Context and Landscape


Before outlining the significant potential for CBDCs to play a role in upgrading incumbent centralised payments and settlements systems, the report sets out three key developments that have "shaped the discourse on the nature of money and the role of private and private institutions in its creation".

  1. The growth of consumer distrust of major financial institutions;

  2. The decline of trust in central banks in developed economies; and

  3. The decline in the use of cash precipitously in most advanced economies, and in some emerging markets.

Use Cases


The report outlines the following use cases identified by central banks, reflecting the fundamental distrust in traditional payment systems, and the tension between private and public development of digital currencies:

Sweden


The decline of cash use in Sweden over the past decade leading to concerns regarding access to state-backed money and the safety and efficiency of the domestic payments system, resulted in Riksbank's (Swedish Bank) launch of its e-krona project in 2017.


This launch was intended to evaluate the possibility of granting public access to a digital equivalent of cash, and highlights the needs of developed market economies that are considering CBDCs.


Cambodia


In July 2019, the National Bank of Cambodia launched the Bakong system, a blockchain project with the objective of improving payments efficiency, promoting financial inclusion and creating interoperability across payments channels.


Being a peer-to-peer fund transfer service available to retail customers of participating banks, money transfers and payments globally will be facilitated, forging the foundation for real-time retail payments, allowing transfers in local currency and the dollar, and connecting financial intermediaries and payments providers. Four institutions are currently participating wihtin the system, such as; Acleda Bank, Foreign Trade Bank, Wing Specialised Bank, and Vattanac Bank.


Bahamas


In March 2019, the Central Bank of The Bahamas announced ‘Project Sand Dollar’, a pilot programme for a blockchain-based CBDC.


The purpose of this project was to modernize and streamline the country’s financial system, while also complementing existing banking services, and uncovering plans to allow for mobile wallet holders to invest in government securities.


Uruguay


In November 2017, the Banco Central del Uruguay launched the 'el peso', a digital currency pilot project which was available to the public for six months as a complement to cash. The digital currency was issued through the Global e-Note Manager platform, which also registered the ownership of a digital bank note.


Users were able to exchange real pesos for digital ones, and then transfer e-pesos to other users or use them as means of payment in registered stores and businesses. The pilot ended successfully in April 2018, leading the Uruguayan central bank to further consider how a CBDC could be implemented, taking into account interest requirements, and the impact it would have on monetary policy and the role of banks in the economy.


What's next?


The report concludes that within the next five years, there will be an introduction of at least one central bank issued retail-focused digital currency, likely to come from a smaller nation rather than a member of the G20.

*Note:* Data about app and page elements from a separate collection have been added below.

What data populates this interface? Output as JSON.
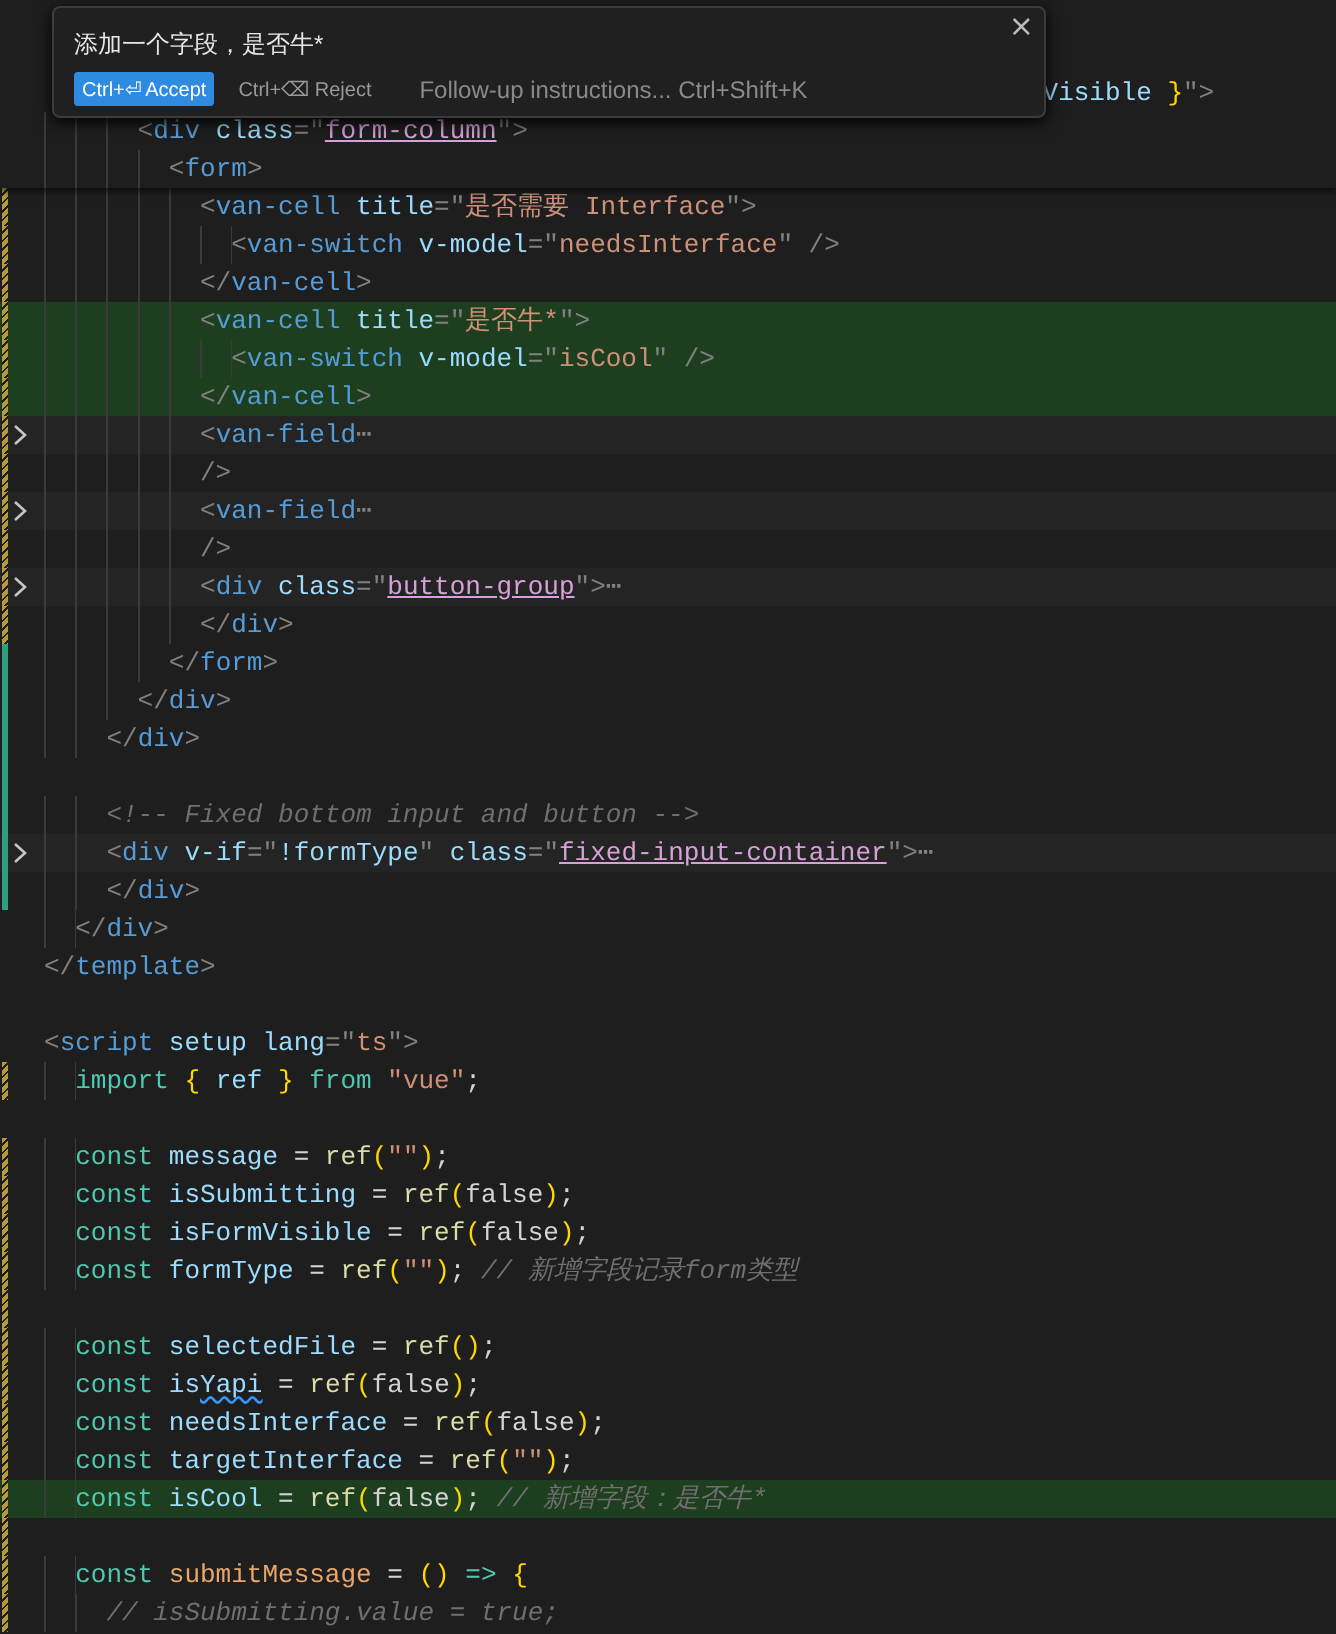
{
  "inline_chat": {
    "title": "添加一个字段，是否牛*",
    "accept": {
      "label": "Ctrl+⏎ Accept"
    },
    "reject": {
      "label": "Ctrl+⌫ Reject"
    },
    "follow_up": {
      "placeholder": "Follow-up instructions... Ctrl+Shift+K"
    },
    "close": "×"
  },
  "sticky_scroll": [
    {
      "added": false,
      "modified": false,
      "folded": false,
      "highlight": false,
      "tokens": [
        {
          "kind": "attr",
          "text": "                                                                Visible"
        },
        {
          "kind": "bracket",
          "text": " }"
        },
        {
          "kind": "punct",
          "text": "\">"
        }
      ]
    },
    {
      "added": false,
      "modified": false,
      "folded": false,
      "highlight": false,
      "tokens": [
        {
          "kind": "punct",
          "text": "      <"
        },
        {
          "kind": "tag",
          "text": "div"
        },
        {
          "kind": "attr",
          "text": " class"
        },
        {
          "kind": "punct",
          "text": "=\""
        },
        {
          "kind": "classname",
          "text": "form-column"
        },
        {
          "kind": "punct",
          "text": "\">"
        }
      ]
    },
    {
      "added": false,
      "modified": false,
      "folded": false,
      "highlight": false,
      "tokens": [
        {
          "kind": "punct",
          "text": "        <"
        },
        {
          "kind": "tag",
          "text": "form"
        },
        {
          "kind": "punct",
          "text": ">"
        }
      ]
    }
  ],
  "lines": [
    {
      "added": false,
      "modified": true,
      "folded": false,
      "highlight": false,
      "tokens": [
        {
          "kind": "punct",
          "text": "          <"
        },
        {
          "kind": "tag",
          "text": "van-cell"
        },
        {
          "kind": "attr",
          "text": " title"
        },
        {
          "kind": "punct",
          "text": "=\""
        },
        {
          "kind": "string",
          "text": "是否需要 Interface"
        },
        {
          "kind": "punct",
          "text": "\">"
        }
      ]
    },
    {
      "added": false,
      "modified": true,
      "folded": false,
      "highlight": false,
      "tokens": [
        {
          "kind": "punct",
          "text": "            <"
        },
        {
          "kind": "tag",
          "text": "van-switch"
        },
        {
          "kind": "attr",
          "text": " v-model"
        },
        {
          "kind": "punct",
          "text": "=\""
        },
        {
          "kind": "string",
          "text": "needsInterface"
        },
        {
          "kind": "punct",
          "text": "\" />"
        }
      ]
    },
    {
      "added": false,
      "modified": true,
      "folded": false,
      "highlight": false,
      "tokens": [
        {
          "kind": "punct",
          "text": "          </"
        },
        {
          "kind": "tag",
          "text": "van-cell"
        },
        {
          "kind": "punct",
          "text": ">"
        }
      ]
    },
    {
      "added": false,
      "modified": true,
      "folded": false,
      "highlight": true,
      "tokens": [
        {
          "kind": "punct",
          "text": "          <"
        },
        {
          "kind": "tag",
          "text": "van-cell"
        },
        {
          "kind": "attr",
          "text": " title"
        },
        {
          "kind": "punct",
          "text": "=\""
        },
        {
          "kind": "string",
          "text": "是否牛*"
        },
        {
          "kind": "punct",
          "text": "\">"
        }
      ]
    },
    {
      "added": false,
      "modified": true,
      "folded": false,
      "highlight": true,
      "tokens": [
        {
          "kind": "punct",
          "text": "            <"
        },
        {
          "kind": "tag",
          "text": "van-switch"
        },
        {
          "kind": "attr",
          "text": " v-model"
        },
        {
          "kind": "punct",
          "text": "=\""
        },
        {
          "kind": "string",
          "text": "isCool"
        },
        {
          "kind": "punct",
          "text": "\" />"
        }
      ]
    },
    {
      "added": false,
      "modified": true,
      "folded": false,
      "highlight": true,
      "tokens": [
        {
          "kind": "punct",
          "text": "          </"
        },
        {
          "kind": "tag",
          "text": "van-cell"
        },
        {
          "kind": "punct",
          "text": ">"
        }
      ]
    },
    {
      "added": false,
      "modified": true,
      "folded": true,
      "highlight": false,
      "tokens": [
        {
          "kind": "punct",
          "text": "          <"
        },
        {
          "kind": "tag",
          "text": "van-field"
        },
        {
          "kind": "punct",
          "text": "⋯"
        }
      ]
    },
    {
      "added": false,
      "modified": true,
      "folded": false,
      "highlight": false,
      "tokens": [
        {
          "kind": "punct",
          "text": "          />"
        }
      ]
    },
    {
      "added": false,
      "modified": true,
      "folded": true,
      "highlight": false,
      "tokens": [
        {
          "kind": "punct",
          "text": "          <"
        },
        {
          "kind": "tag",
          "text": "van-field"
        },
        {
          "kind": "punct",
          "text": "⋯"
        }
      ]
    },
    {
      "added": false,
      "modified": true,
      "folded": false,
      "highlight": false,
      "tokens": [
        {
          "kind": "punct",
          "text": "          />"
        }
      ]
    },
    {
      "added": false,
      "modified": true,
      "folded": true,
      "highlight": false,
      "tokens": [
        {
          "kind": "punct",
          "text": "          <"
        },
        {
          "kind": "tag",
          "text": "div"
        },
        {
          "kind": "attr",
          "text": " class"
        },
        {
          "kind": "punct",
          "text": "=\""
        },
        {
          "kind": "classname",
          "text": "button-group"
        },
        {
          "kind": "punct",
          "text": "\">⋯"
        }
      ]
    },
    {
      "added": false,
      "modified": true,
      "folded": false,
      "highlight": false,
      "tokens": [
        {
          "kind": "punct",
          "text": "          </"
        },
        {
          "kind": "tag",
          "text": "div"
        },
        {
          "kind": "punct",
          "text": ">"
        }
      ]
    },
    {
      "added": true,
      "modified": false,
      "folded": false,
      "highlight": false,
      "tokens": [
        {
          "kind": "punct",
          "text": "        </"
        },
        {
          "kind": "tag",
          "text": "form"
        },
        {
          "kind": "punct",
          "text": ">"
        }
      ]
    },
    {
      "added": true,
      "modified": false,
      "folded": false,
      "highlight": false,
      "tokens": [
        {
          "kind": "punct",
          "text": "      </"
        },
        {
          "kind": "tag",
          "text": "div"
        },
        {
          "kind": "punct",
          "text": ">"
        }
      ]
    },
    {
      "added": true,
      "modified": false,
      "folded": false,
      "highlight": false,
      "tokens": [
        {
          "kind": "punct",
          "text": "    </"
        },
        {
          "kind": "tag",
          "text": "div"
        },
        {
          "kind": "punct",
          "text": ">"
        }
      ]
    },
    {
      "added": true,
      "modified": false,
      "folded": false,
      "highlight": false
    },
    {
      "added": true,
      "modified": false,
      "folded": false,
      "highlight": false,
      "tokens": [
        {
          "kind": "comment",
          "text": "    <!-- Fixed bottom input and button -->"
        }
      ]
    },
    {
      "added": true,
      "modified": false,
      "folded": true,
      "highlight": false,
      "tokens": [
        {
          "kind": "punct",
          "text": "    <"
        },
        {
          "kind": "tag",
          "text": "div"
        },
        {
          "kind": "attr",
          "text": " v-if"
        },
        {
          "kind": "punct",
          "text": "=\""
        },
        {
          "kind": "attr",
          "text": "!formType"
        },
        {
          "kind": "punct",
          "text": "\""
        },
        {
          "kind": "attr",
          "text": " class"
        },
        {
          "kind": "punct",
          "text": "=\""
        },
        {
          "kind": "classname",
          "text": "fixed-input-container"
        },
        {
          "kind": "punct",
          "text": "\">⋯"
        }
      ]
    },
    {
      "added": true,
      "modified": false,
      "folded": false,
      "highlight": false,
      "tokens": [
        {
          "kind": "punct",
          "text": "    </"
        },
        {
          "kind": "tag",
          "text": "div"
        },
        {
          "kind": "punct",
          "text": ">"
        }
      ]
    },
    {
      "added": false,
      "modified": false,
      "folded": false,
      "highlight": false,
      "tokens": [
        {
          "kind": "punct",
          "text": "  </"
        },
        {
          "kind": "tag",
          "text": "div"
        },
        {
          "kind": "punct",
          "text": ">"
        }
      ]
    },
    {
      "added": false,
      "modified": false,
      "folded": false,
      "highlight": false,
      "tokens": [
        {
          "kind": "punct",
          "text": "</"
        },
        {
          "kind": "tag",
          "text": "template"
        },
        {
          "kind": "punct",
          "text": ">"
        }
      ]
    },
    {
      "added": false,
      "modified": false,
      "folded": false,
      "highlight": false
    },
    {
      "added": false,
      "modified": false,
      "folded": false,
      "highlight": false,
      "tokens": [
        {
          "kind": "punct",
          "text": "<"
        },
        {
          "kind": "tag",
          "text": "script"
        },
        {
          "kind": "attr",
          "text": " setup lang"
        },
        {
          "kind": "punct",
          "text": "=\""
        },
        {
          "kind": "string",
          "text": "ts"
        },
        {
          "kind": "punct",
          "text": "\">"
        }
      ]
    },
    {
      "added": false,
      "modified": true,
      "folded": false,
      "highlight": false,
      "tokens": [
        {
          "kind": "keyword",
          "text": "  import "
        },
        {
          "kind": "bracket",
          "text": "{ "
        },
        {
          "kind": "var",
          "text": "ref"
        },
        {
          "kind": "bracket",
          "text": " } "
        },
        {
          "kind": "keyword",
          "text": "from "
        },
        {
          "kind": "string",
          "text": "\"vue\""
        },
        {
          "kind": "plain",
          "text": ";"
        }
      ]
    },
    {
      "added": false,
      "modified": false,
      "folded": false,
      "highlight": false
    },
    {
      "added": false,
      "modified": true,
      "folded": false,
      "highlight": false,
      "tokens": [
        {
          "kind": "keyword",
          "text": "  const "
        },
        {
          "kind": "var",
          "text": "message"
        },
        {
          "kind": "plain",
          "text": " = "
        },
        {
          "kind": "fn",
          "text": "ref"
        },
        {
          "kind": "bracket",
          "text": "("
        },
        {
          "kind": "string",
          "text": "\"\""
        },
        {
          "kind": "bracket",
          "text": ")"
        },
        {
          "kind": "plain",
          "text": ";"
        }
      ]
    },
    {
      "added": false,
      "modified": true,
      "folded": false,
      "highlight": false,
      "tokens": [
        {
          "kind": "keyword",
          "text": "  const "
        },
        {
          "kind": "var",
          "text": "isSubmitting"
        },
        {
          "kind": "plain",
          "text": " = "
        },
        {
          "kind": "fn",
          "text": "ref"
        },
        {
          "kind": "bracket",
          "text": "("
        },
        {
          "kind": "plain",
          "text": "false"
        },
        {
          "kind": "bracket",
          "text": ")"
        },
        {
          "kind": "plain",
          "text": ";"
        }
      ]
    },
    {
      "added": false,
      "modified": true,
      "folded": false,
      "highlight": false,
      "tokens": [
        {
          "kind": "keyword",
          "text": "  const "
        },
        {
          "kind": "var",
          "text": "isFormVisible"
        },
        {
          "kind": "plain",
          "text": " = "
        },
        {
          "kind": "fn",
          "text": "ref"
        },
        {
          "kind": "bracket",
          "text": "("
        },
        {
          "kind": "plain",
          "text": "false"
        },
        {
          "kind": "bracket",
          "text": ")"
        },
        {
          "kind": "plain",
          "text": ";"
        }
      ]
    },
    {
      "added": false,
      "modified": true,
      "folded": false,
      "highlight": false,
      "tokens": [
        {
          "kind": "keyword",
          "text": "  const "
        },
        {
          "kind": "var",
          "text": "formType"
        },
        {
          "kind": "plain",
          "text": " = "
        },
        {
          "kind": "fn",
          "text": "ref"
        },
        {
          "kind": "bracket",
          "text": "("
        },
        {
          "kind": "string",
          "text": "\"\""
        },
        {
          "kind": "bracket",
          "text": ")"
        },
        {
          "kind": "plain",
          "text": "; "
        },
        {
          "kind": "comment",
          "text": "// 新增字段记录form类型"
        }
      ]
    },
    {
      "added": false,
      "modified": true,
      "folded": false,
      "highlight": false
    },
    {
      "added": false,
      "modified": true,
      "folded": false,
      "highlight": false,
      "tokens": [
        {
          "kind": "keyword",
          "text": "  const "
        },
        {
          "kind": "var",
          "text": "selectedFile"
        },
        {
          "kind": "plain",
          "text": " = "
        },
        {
          "kind": "fn",
          "text": "ref"
        },
        {
          "kind": "bracket",
          "text": "()"
        },
        {
          "kind": "plain",
          "text": ";"
        }
      ]
    },
    {
      "added": false,
      "modified": true,
      "folded": false,
      "highlight": false,
      "tokens": [
        {
          "kind": "keyword",
          "text": "  const "
        },
        {
          "kind": "var",
          "text": "is"
        },
        {
          "kind": "spell",
          "text": "Yapi"
        },
        {
          "kind": "plain",
          "text": " = "
        },
        {
          "kind": "fn",
          "text": "ref"
        },
        {
          "kind": "bracket",
          "text": "("
        },
        {
          "kind": "plain",
          "text": "false"
        },
        {
          "kind": "bracket",
          "text": ")"
        },
        {
          "kind": "plain",
          "text": ";"
        }
      ]
    },
    {
      "added": false,
      "modified": true,
      "folded": false,
      "highlight": false,
      "tokens": [
        {
          "kind": "keyword",
          "text": "  const "
        },
        {
          "kind": "var",
          "text": "needsInterface"
        },
        {
          "kind": "plain",
          "text": " = "
        },
        {
          "kind": "fn",
          "text": "ref"
        },
        {
          "kind": "bracket",
          "text": "("
        },
        {
          "kind": "plain",
          "text": "false"
        },
        {
          "kind": "bracket",
          "text": ")"
        },
        {
          "kind": "plain",
          "text": ";"
        }
      ]
    },
    {
      "added": false,
      "modified": true,
      "folded": false,
      "highlight": false,
      "tokens": [
        {
          "kind": "keyword",
          "text": "  const "
        },
        {
          "kind": "var",
          "text": "targetInterface"
        },
        {
          "kind": "plain",
          "text": " = "
        },
        {
          "kind": "fn",
          "text": "ref"
        },
        {
          "kind": "bracket",
          "text": "("
        },
        {
          "kind": "string",
          "text": "\"\""
        },
        {
          "kind": "bracket",
          "text": ")"
        },
        {
          "kind": "plain",
          "text": ";"
        }
      ]
    },
    {
      "added": false,
      "modified": true,
      "folded": false,
      "highlight": true,
      "tokens": [
        {
          "kind": "keyword",
          "text": "  const "
        },
        {
          "kind": "var",
          "text": "isCool"
        },
        {
          "kind": "plain",
          "text": " = "
        },
        {
          "kind": "fn",
          "text": "ref"
        },
        {
          "kind": "bracket",
          "text": "("
        },
        {
          "kind": "plain",
          "text": "false"
        },
        {
          "kind": "bracket",
          "text": ")"
        },
        {
          "kind": "plain",
          "text": "; "
        },
        {
          "kind": "comment",
          "text": "// 新增字段：是否牛*"
        }
      ]
    },
    {
      "added": false,
      "modified": true,
      "folded": false,
      "highlight": false
    },
    {
      "added": false,
      "modified": true,
      "folded": false,
      "highlight": false,
      "tokens": [
        {
          "kind": "keyword",
          "text": "  const "
        },
        {
          "kind": "fndef",
          "text": "submitMessage"
        },
        {
          "kind": "plain",
          "text": " = "
        },
        {
          "kind": "bracket",
          "text": "()"
        },
        {
          "kind": "keyword",
          "text": " => "
        },
        {
          "kind": "bracket",
          "text": "{"
        }
      ]
    },
    {
      "added": false,
      "modified": true,
      "folded": false,
      "highlight": false,
      "tokens": [
        {
          "kind": "comment",
          "text": "    // isSubmitting.value = true;"
        }
      ]
    }
  ]
}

Although the development would most likely be nationally driven, the increasing co-operation and collaboration between monetary authorities are likely to become the norm, and represent exciting opportunities for decades to come.


Whether this new CBDC is in reality a centralised monitoring system or the alternative path to a peer-to-peer electronic cash (as Bitcoin tries to be) remains to be seen. One thing is for sure, the image of a central banker as a bit of a dull and reliable economist type is sure to be shaken up and replaced with technologists (hopefully in hoodies).